REQUIRED ACTION:
Only lines with the word "icon" are wanted; copy each of them from the listing below.

ENTRIES PROVIDED:
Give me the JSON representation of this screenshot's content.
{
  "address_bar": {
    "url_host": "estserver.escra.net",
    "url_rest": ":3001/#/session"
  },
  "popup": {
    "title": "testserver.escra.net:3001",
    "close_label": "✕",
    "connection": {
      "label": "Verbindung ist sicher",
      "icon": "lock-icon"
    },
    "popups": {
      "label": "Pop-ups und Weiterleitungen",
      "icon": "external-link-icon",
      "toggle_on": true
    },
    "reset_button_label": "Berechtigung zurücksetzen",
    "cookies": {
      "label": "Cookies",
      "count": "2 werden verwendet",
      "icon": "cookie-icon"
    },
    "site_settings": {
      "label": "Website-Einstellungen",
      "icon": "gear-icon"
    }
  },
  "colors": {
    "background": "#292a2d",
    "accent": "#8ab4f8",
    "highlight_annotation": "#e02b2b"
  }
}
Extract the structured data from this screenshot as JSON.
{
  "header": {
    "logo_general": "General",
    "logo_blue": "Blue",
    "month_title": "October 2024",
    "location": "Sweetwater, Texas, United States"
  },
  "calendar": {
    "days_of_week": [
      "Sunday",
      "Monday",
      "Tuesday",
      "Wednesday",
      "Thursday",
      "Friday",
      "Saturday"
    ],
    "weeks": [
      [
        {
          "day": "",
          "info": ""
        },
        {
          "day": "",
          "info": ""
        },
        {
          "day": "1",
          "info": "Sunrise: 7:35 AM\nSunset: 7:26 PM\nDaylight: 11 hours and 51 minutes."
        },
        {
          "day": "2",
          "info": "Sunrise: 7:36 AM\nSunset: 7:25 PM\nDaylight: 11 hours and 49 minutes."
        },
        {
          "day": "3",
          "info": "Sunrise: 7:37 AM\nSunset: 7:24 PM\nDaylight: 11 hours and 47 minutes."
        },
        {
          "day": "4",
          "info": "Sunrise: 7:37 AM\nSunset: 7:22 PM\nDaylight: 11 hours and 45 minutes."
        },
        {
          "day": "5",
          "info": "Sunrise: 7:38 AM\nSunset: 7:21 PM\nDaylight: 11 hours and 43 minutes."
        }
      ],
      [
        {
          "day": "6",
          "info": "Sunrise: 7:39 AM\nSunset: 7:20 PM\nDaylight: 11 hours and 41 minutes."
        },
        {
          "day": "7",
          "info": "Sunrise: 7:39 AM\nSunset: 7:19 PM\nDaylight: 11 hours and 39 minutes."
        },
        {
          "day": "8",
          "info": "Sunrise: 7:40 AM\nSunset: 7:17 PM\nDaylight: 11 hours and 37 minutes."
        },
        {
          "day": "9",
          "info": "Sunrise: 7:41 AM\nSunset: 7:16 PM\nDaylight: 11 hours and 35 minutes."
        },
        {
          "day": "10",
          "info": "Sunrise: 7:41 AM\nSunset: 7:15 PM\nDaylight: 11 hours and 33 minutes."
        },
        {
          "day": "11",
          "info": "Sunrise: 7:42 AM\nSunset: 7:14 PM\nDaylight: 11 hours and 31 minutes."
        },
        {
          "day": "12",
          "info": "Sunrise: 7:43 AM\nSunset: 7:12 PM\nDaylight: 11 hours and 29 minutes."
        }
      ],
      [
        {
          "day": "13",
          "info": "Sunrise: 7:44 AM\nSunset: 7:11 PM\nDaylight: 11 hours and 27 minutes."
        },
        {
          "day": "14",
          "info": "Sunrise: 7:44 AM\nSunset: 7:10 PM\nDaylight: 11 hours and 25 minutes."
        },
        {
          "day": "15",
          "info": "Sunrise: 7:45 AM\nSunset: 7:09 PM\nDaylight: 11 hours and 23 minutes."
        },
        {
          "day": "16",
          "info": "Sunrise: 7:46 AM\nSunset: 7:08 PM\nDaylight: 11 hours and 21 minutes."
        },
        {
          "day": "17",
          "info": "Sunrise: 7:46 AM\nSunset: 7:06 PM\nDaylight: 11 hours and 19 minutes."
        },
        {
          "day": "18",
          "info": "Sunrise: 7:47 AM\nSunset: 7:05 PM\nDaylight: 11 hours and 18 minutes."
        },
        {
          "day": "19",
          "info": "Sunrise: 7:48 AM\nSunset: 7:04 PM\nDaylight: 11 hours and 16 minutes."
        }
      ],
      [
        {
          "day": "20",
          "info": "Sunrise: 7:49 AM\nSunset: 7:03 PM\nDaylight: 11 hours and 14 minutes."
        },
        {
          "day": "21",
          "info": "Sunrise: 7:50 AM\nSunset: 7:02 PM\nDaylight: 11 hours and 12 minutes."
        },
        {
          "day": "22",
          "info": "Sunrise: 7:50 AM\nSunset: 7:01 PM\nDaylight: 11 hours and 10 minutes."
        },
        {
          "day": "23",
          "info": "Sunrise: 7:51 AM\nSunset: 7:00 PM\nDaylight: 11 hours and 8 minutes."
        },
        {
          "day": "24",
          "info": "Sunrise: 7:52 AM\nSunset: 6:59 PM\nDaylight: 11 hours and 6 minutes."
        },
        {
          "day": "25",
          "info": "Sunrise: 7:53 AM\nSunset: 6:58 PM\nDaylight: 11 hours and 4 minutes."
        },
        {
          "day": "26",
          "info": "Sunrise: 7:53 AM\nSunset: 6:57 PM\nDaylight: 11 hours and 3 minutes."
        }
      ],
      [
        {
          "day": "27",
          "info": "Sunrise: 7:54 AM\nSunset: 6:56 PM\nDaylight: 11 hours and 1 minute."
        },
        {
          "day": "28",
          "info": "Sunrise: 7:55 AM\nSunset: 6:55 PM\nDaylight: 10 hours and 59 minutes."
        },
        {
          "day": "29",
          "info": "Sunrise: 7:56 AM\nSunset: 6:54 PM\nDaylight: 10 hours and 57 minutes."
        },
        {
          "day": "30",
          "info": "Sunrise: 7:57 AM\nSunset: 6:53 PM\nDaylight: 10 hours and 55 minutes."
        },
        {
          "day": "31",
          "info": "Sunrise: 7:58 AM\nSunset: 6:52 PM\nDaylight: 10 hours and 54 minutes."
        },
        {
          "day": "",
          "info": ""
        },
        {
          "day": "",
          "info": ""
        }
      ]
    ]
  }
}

RESPONSE FOR THIS EXERCISE:
      "icon": "lock-icon"
      "icon": "external-link-icon",
      "icon": "cookie-icon"
      "icon": "gear-icon"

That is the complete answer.